I am able to create an initial EF Core-based migration schema and the database is created automatically with
context.Database.Migrate() which is fantastic for my project. I ran into an issue recently however where I noticed a
DateTime property on one of my EF Models needed to be made nullable. No problem! I’ll simply update the property and tell EF Core to generate a new migration.
So I thought…
Here’s what EF Core generated for me. One table column is no longer
Turns out, SQLite has a few limitations and EF Core isn’t going to complain when you generate the migration to update the table. When you go to apply the migration however, you’ll get
SQLite does not support this migration operation.
What to do?
SQLite does not allow
ALTER which is the ultimate problem here.

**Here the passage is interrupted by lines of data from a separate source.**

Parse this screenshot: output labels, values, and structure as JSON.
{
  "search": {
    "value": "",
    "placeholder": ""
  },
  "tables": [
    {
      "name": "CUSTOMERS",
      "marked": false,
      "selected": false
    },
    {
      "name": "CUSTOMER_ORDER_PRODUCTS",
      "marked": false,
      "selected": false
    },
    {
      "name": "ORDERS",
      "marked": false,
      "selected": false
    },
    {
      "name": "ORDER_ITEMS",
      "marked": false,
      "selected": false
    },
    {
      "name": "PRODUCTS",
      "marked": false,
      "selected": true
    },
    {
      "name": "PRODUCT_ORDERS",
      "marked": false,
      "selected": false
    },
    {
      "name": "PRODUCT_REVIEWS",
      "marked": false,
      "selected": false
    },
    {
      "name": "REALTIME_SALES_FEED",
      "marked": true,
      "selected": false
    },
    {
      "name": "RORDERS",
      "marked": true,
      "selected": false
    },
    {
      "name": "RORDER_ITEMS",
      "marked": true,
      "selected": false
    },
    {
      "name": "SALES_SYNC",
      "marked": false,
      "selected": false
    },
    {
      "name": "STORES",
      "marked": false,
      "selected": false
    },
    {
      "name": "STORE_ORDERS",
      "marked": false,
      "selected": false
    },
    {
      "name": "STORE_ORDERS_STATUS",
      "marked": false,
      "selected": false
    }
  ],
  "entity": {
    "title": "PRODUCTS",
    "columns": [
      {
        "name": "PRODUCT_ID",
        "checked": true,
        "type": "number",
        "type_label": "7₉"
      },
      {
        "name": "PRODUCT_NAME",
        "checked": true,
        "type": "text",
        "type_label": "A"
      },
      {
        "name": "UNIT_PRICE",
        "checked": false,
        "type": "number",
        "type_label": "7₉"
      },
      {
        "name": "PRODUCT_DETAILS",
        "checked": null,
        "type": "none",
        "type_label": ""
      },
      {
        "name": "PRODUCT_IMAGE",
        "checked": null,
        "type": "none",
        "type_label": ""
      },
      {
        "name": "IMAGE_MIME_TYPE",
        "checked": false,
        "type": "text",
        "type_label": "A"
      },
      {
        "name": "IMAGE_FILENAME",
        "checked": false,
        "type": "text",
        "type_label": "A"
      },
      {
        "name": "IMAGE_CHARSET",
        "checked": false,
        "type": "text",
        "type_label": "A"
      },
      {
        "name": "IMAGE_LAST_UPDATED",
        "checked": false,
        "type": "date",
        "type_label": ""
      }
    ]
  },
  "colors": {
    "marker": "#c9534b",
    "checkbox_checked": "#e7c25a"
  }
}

The easiest thing I found that you can do is simply modify the migration and execute hand-written SQL directly. The trick with SQLite, it turns out, is to create a new table with the correct schema (ex. MyTableTemp), copy the data over from the old table, then delete the original table (MyTable) which has the old schema. Finally, just rename the temporary table to the same as the original (MyTable).
It’s not the prettiest in the world, but it’ll allow you to keep moving along. You just need to copy the CREATE TABLE EF Core code from the previous migration (or recreate it if it’s composed of many migrations).
The bigger question may arise later however if EF Core + EF Migrations + SQLite are even worth it. Time will tell for me, I’m a bit hesistent though, but we’ll see. I’ve explored DBUp but ran into a few problems with the migrations.
The above example is simple; however, should you have Foreign keys, you’ll likely have to drop/recreate several tables to reach the desired result which could be painful.